▶ ASSIGNMENT: When a line in the records includes the string "title", it goes into the tally; report that tally alone.

Extracted data entries:
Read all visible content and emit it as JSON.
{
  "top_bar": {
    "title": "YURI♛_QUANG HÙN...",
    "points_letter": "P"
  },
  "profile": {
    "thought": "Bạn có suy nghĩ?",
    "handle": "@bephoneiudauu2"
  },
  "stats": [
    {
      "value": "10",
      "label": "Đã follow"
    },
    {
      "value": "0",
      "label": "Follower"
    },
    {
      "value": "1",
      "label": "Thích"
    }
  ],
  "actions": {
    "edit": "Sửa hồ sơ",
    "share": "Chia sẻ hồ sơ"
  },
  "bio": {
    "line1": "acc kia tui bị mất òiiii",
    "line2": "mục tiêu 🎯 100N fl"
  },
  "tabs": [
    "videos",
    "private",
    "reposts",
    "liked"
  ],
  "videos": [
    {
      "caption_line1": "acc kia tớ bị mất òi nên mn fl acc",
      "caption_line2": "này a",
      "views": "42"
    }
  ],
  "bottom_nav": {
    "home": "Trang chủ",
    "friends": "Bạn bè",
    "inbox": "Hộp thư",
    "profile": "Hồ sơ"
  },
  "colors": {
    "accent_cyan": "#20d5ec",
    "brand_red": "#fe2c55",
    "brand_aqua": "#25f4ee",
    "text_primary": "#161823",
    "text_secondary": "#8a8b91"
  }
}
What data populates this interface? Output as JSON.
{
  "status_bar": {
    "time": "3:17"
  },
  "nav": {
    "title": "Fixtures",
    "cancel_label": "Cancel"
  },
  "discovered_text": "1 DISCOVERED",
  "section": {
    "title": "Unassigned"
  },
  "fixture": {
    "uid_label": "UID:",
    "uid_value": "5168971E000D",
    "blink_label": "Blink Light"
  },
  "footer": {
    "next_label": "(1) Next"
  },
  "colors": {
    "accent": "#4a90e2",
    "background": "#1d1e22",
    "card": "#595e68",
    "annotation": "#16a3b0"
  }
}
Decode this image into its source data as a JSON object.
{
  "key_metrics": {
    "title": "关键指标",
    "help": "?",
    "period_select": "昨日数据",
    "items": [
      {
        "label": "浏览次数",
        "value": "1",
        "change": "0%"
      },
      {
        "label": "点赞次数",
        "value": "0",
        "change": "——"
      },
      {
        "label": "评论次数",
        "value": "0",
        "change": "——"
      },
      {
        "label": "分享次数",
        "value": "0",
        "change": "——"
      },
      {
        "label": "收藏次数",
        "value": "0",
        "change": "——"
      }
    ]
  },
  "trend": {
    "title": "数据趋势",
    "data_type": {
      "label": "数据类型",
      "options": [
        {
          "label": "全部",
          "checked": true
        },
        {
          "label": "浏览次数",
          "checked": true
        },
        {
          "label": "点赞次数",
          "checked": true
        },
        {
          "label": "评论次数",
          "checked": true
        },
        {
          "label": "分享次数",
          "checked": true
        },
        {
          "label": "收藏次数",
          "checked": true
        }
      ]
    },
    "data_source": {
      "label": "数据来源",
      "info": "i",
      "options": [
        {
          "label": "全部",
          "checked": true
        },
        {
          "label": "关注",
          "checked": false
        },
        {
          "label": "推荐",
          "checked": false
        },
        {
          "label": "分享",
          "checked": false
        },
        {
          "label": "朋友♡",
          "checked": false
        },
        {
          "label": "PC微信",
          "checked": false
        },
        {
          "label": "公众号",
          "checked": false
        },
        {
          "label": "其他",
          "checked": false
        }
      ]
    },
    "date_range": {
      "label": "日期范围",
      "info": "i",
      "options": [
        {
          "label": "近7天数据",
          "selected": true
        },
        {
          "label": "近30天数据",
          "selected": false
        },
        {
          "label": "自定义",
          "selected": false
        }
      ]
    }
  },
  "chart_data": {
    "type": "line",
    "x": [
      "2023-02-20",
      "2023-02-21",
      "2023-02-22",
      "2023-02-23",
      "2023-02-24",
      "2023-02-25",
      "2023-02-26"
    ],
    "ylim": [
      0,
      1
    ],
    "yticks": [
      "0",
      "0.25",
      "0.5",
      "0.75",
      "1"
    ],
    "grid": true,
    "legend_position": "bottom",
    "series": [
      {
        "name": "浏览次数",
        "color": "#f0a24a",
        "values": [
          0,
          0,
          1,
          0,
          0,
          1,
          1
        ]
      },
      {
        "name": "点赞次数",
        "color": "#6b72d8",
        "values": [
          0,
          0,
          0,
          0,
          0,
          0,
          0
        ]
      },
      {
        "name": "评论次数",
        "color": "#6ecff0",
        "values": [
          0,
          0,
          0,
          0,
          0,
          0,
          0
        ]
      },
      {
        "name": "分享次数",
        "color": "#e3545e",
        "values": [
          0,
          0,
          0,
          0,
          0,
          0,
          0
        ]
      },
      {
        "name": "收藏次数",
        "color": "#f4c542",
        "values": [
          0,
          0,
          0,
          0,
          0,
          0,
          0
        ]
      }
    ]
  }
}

▶ WRITTEN SOLUTION: 5